The campaign was also touting a poll by a Republican pollster, Wenzell Strategies, which shows McConnell with a commanding lead over Bevin and a smaller lead over Grimes. Democratic leaning polls, such as Public Policy Polling which is associated with Democratic Senate Leader Harry Reid, have shown the race with Grimes much closer.
It also turns out the McConnell campaign contacted Republican state lawmakers urging them to attend the events by Bevin this week and serve as rebuttal spokesmen for McConnell. Some Republican House members said they were asked to attend the events but didn’t want to comment on the record because they were unable to go.
At Wednesday’s announcement by Bevin in the state capitol Republican state Sen. Damon Thayer of Georgetown watched from just outside the rotunda, along with fellow Republican state Senators Ernie Harris of Crestwood, Sen. Joe Bowen of Owensboro, and Sen. Whitney Westerfield of Hopkinsville.
“We were invited to attend the day before” by the McConnell campaign, Harris said Thursday. “We were invited to go since we were already here in the capitol” (for legislative committee meetings).
Frankfort was buzzing Thursday about what impact Bevin’s entry might have. Several Republican lawmakers gathered for lunch in the capitol annex cafeteria and talked about the race but none thought Bevin represented a serious primary threat to McConnell.

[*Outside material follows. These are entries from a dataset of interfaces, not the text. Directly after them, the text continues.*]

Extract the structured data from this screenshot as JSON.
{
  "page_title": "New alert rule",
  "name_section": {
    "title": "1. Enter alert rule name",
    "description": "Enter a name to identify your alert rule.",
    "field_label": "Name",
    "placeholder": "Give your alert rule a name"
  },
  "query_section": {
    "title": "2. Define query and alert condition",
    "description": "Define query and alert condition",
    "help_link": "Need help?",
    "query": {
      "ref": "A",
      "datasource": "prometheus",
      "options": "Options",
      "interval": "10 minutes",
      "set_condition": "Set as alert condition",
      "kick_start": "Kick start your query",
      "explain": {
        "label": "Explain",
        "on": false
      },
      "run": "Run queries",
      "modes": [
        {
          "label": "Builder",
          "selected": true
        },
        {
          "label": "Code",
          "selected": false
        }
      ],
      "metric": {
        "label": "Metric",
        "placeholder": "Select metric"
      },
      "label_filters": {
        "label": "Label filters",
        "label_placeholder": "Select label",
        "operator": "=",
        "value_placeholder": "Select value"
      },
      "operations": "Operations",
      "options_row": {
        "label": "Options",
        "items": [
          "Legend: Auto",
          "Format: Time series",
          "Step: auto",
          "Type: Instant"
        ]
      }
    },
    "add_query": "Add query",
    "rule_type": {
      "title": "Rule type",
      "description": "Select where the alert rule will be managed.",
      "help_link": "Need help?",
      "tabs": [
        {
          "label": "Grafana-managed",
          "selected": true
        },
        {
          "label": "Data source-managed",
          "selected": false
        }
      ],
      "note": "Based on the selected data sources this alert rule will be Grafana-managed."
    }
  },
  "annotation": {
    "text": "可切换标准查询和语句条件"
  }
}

“Not that great in my area,” said Sen. Sara Beth Gregory, R-Monticello, who represents six Republican counties along Kentucky’s Tennessee border. “We’re a pretty establishment area. There’s not that much tea party organized presence in any of my counties.”
The public has an opportunity next week to make its own comparison of most of the Senate candidates when they share a stage at Fancy Farm in Graves County on Sat., Aug. 2.
Mark Wilson, Political Chair for the annual Fancy Farm Picnic – a must-attend event for Kentucky statewide candidates – announced Bevin will speak along with McConnell and Grimes.
Also accepting an invitation to speak was Democrat Ed Marksberry, an Owensboro contractor who is also running for his party’s senate nomination.
Wilson had no word yet on two other Democrats: Louisville music promoter Bennie Smith and University of Louisville professor Greg Leichty. There was also no word on 90-year-old Gurley Martin of Owensboro who has said he plans to file for the race as a Republican.
The state’s top two Democrats, Gov. Steve Beshear and Lt. Gov. Jerry Abramson, are skipping this year’s event. But Beshear told Gina Kinslow of the Glasgow Daily Times, a CNHI paper, on Wednesday he would be at Grimes’ kickoff next Tuesday and planned to campaign and raise money for her.